Stored data entries:
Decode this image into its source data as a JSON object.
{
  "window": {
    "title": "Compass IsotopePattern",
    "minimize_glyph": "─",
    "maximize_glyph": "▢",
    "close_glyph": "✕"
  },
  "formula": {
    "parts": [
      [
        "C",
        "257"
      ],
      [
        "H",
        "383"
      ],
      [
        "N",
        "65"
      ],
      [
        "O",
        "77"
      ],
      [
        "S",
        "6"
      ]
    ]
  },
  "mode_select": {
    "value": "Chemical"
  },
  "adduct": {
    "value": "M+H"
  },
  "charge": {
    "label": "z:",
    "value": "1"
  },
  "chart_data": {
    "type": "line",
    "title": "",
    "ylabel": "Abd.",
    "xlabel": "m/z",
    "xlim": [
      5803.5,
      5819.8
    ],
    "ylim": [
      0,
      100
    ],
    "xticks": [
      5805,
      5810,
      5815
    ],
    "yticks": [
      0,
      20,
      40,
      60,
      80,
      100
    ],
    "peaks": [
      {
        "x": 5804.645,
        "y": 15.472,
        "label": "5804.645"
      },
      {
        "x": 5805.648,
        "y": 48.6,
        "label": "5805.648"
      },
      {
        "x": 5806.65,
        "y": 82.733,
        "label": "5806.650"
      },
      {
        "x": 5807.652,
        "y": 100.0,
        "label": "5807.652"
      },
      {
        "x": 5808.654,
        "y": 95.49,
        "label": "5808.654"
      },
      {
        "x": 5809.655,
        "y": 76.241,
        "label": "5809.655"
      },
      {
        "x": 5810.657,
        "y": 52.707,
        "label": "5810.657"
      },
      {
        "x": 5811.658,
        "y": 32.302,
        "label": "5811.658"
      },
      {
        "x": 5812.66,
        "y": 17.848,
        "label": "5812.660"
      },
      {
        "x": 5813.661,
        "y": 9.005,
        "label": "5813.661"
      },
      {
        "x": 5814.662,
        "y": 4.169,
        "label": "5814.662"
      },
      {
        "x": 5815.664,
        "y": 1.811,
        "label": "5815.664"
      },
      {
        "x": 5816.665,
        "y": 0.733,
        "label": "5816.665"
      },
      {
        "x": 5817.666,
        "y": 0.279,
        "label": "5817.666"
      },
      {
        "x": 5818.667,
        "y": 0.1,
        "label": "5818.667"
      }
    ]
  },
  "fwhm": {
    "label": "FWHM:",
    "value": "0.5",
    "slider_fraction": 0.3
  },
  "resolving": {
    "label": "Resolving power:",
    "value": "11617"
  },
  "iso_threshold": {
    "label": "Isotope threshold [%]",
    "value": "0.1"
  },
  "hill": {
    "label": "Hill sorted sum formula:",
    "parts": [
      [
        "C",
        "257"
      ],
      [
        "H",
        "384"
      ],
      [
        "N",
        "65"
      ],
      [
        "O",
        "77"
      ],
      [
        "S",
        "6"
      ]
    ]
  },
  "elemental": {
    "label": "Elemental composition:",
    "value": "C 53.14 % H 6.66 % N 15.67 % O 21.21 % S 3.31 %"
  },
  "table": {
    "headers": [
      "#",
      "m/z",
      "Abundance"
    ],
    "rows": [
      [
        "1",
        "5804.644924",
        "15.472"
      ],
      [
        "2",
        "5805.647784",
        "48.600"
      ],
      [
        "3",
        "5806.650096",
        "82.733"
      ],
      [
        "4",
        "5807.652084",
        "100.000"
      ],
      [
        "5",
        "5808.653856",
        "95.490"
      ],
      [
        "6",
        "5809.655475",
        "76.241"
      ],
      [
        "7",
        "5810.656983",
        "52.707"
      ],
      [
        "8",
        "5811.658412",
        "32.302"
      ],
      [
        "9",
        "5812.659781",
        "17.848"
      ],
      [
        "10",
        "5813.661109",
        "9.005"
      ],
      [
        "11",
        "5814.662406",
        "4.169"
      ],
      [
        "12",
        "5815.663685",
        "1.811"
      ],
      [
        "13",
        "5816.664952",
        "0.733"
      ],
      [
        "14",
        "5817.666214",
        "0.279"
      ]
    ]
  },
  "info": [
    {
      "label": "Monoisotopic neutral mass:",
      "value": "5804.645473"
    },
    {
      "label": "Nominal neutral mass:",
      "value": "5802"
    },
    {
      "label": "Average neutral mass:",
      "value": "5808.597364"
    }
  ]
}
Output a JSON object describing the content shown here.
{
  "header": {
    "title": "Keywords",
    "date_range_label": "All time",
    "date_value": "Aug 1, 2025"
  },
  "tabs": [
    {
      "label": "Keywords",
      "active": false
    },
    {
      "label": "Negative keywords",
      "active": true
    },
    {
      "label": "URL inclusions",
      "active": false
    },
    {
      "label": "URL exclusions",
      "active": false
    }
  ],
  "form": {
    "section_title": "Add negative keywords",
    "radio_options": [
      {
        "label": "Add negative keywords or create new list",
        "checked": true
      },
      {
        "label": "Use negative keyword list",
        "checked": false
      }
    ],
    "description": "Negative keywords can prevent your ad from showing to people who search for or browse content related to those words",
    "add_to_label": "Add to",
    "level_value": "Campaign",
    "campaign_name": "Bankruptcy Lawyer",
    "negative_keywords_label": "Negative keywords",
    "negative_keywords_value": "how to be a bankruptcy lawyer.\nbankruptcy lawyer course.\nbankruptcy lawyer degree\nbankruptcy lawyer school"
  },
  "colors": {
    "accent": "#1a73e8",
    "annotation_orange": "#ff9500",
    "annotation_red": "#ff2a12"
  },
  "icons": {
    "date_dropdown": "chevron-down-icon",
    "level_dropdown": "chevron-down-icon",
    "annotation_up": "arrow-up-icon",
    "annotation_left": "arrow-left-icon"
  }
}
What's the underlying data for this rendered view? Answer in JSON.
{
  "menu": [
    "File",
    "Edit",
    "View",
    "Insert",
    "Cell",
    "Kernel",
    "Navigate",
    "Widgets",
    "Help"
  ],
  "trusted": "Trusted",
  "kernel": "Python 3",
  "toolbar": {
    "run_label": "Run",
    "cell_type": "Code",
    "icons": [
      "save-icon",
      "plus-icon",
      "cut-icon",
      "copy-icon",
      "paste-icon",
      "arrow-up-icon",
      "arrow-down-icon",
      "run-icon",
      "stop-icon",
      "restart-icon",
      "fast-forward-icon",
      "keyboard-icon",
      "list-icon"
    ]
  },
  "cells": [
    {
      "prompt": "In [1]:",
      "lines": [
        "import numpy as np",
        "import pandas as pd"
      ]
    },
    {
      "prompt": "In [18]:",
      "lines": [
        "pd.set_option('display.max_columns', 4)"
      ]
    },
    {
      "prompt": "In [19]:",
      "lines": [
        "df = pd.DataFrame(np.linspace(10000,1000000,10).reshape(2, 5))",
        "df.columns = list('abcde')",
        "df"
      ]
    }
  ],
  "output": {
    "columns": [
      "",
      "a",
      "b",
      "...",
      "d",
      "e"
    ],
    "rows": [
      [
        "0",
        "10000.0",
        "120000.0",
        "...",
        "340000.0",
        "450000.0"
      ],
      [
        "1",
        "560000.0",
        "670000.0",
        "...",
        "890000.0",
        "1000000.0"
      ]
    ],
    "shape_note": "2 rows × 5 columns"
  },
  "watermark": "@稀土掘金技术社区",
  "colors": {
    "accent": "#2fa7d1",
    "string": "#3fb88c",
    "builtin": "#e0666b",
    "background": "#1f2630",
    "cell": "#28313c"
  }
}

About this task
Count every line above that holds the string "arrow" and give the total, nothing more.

Answer to this problem
4